Records for the task
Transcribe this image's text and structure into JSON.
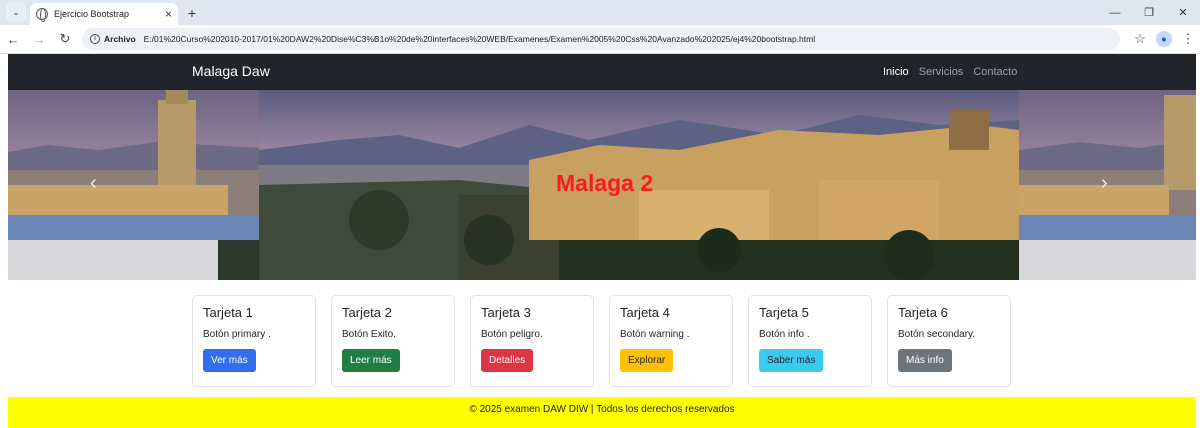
{
  "browser": {
    "tab_title": "Ejercicio Bootstrap",
    "url_scheme": "Archivo",
    "url": "E:/01%20Curso%202010-2017/01%20DAW2%20Dise%C3%B1o%20de%20interfaces%20WEB/Examenes/Examen%2005%20Css%20Avanzado%202025/ej4%20bootstrap.html"
  },
  "navbar": {
    "brand": "Malaga Daw",
    "links": [
      {
        "label": "Inicio",
        "active": true
      },
      {
        "label": "Servicios",
        "active": false
      },
      {
        "label": "Contacto",
        "active": false
      }
    ]
  },
  "carousel": {
    "caption": "Malaga 2",
    "caption_color": "#ff1a1a"
  },
  "cards": [
    {
      "title": "Tarjeta 1",
      "text": "Botón primary .",
      "button": "Ver más",
      "color": "#2f6fee",
      "text_color": "#ffffff"
    },
    {
      "title": "Tarjeta 2",
      "text": "Botón Exito.",
      "button": "Leer más",
      "color": "#1e7e46",
      "text_color": "#ffffff"
    },
    {
      "title": "Tarjeta 3",
      "text": "Botón peligro.",
      "button": "Detalles",
      "color": "#dc3545",
      "text_color": "#ffffff"
    },
    {
      "title": "Tarjeta 4",
      "text": "Botón warning .",
      "button": "Explorar",
      "color": "#ffc107",
      "text_color": "#212529"
    },
    {
      "title": "Tarjeta 5",
      "text": "Botón info .",
      "button": "Saber más",
      "color": "#3dcaf0",
      "text_color": "#212529"
    },
    {
      "title": "Tarjeta 6",
      "text": "Botón secondary.",
      "button": "Más info",
      "color": "#6c757d",
      "text_color": "#ffffff"
    }
  ],
  "footer": {
    "text": "© 2025 examen DAW DIW | Todos los derechos reservados",
    "background": "#ffff00"
  },
  "icons": [
    "globe-icon",
    "close-icon",
    "plus-icon",
    "back-icon",
    "forward-icon",
    "reload-icon",
    "info-icon",
    "star-icon",
    "profile-icon",
    "minimize-icon",
    "maximize-icon",
    "window-close-icon",
    "carousel-prev-icon",
    "carousel-next-icon"
  ]
}
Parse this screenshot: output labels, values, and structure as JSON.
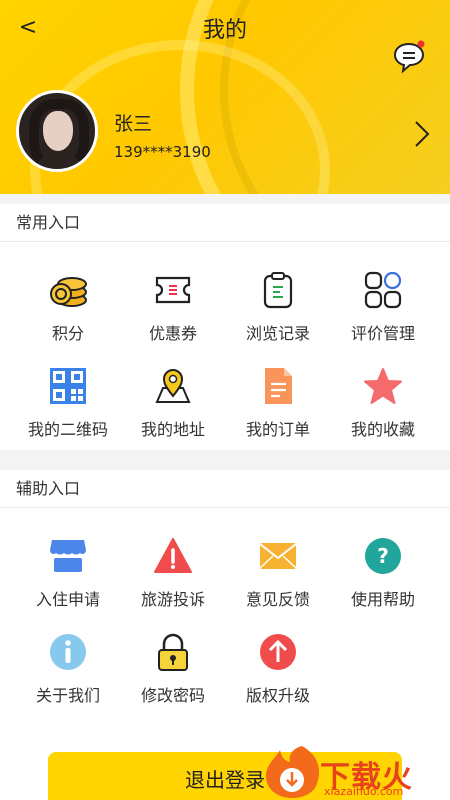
{
  "header": {
    "back_icon": "<",
    "title": "我的",
    "message_icon": "chat-bubble-icon"
  },
  "user": {
    "name": "张三",
    "phone": "139****3190"
  },
  "common": {
    "title": "常用入口",
    "items": [
      {
        "label": "积分",
        "icon": "coins-icon"
      },
      {
        "label": "优惠券",
        "icon": "ticket-icon"
      },
      {
        "label": "浏览记录",
        "icon": "clipboard-icon"
      },
      {
        "label": "评价管理",
        "icon": "grid-icon"
      },
      {
        "label": "我的二维码",
        "icon": "qrcode-icon"
      },
      {
        "label": "我的地址",
        "icon": "map-pin-icon"
      },
      {
        "label": "我的订单",
        "icon": "document-icon"
      },
      {
        "label": "我的收藏",
        "icon": "star-icon"
      }
    ]
  },
  "assist": {
    "title": "辅助入口",
    "items": [
      {
        "label": "入住申请",
        "icon": "shop-icon"
      },
      {
        "label": "旅游投诉",
        "icon": "warning-icon"
      },
      {
        "label": "意见反馈",
        "icon": "envelope-icon"
      },
      {
        "label": "使用帮助",
        "icon": "help-icon"
      },
      {
        "label": "关于我们",
        "icon": "info-icon"
      },
      {
        "label": "修改密码",
        "icon": "lock-icon"
      },
      {
        "label": "版权升级",
        "icon": "upgrade-icon"
      }
    ]
  },
  "logout_label": "退出登录",
  "watermark": {
    "text": "下载火",
    "url": "xiazaihuo.com"
  },
  "colors": {
    "brand_yellow": "#ffd400",
    "accent_red": "#e8421c"
  }
}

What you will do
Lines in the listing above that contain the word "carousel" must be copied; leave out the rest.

Task solution
  "carousel": {
    "carousel-prev-icon",
    "carousel-next-icon"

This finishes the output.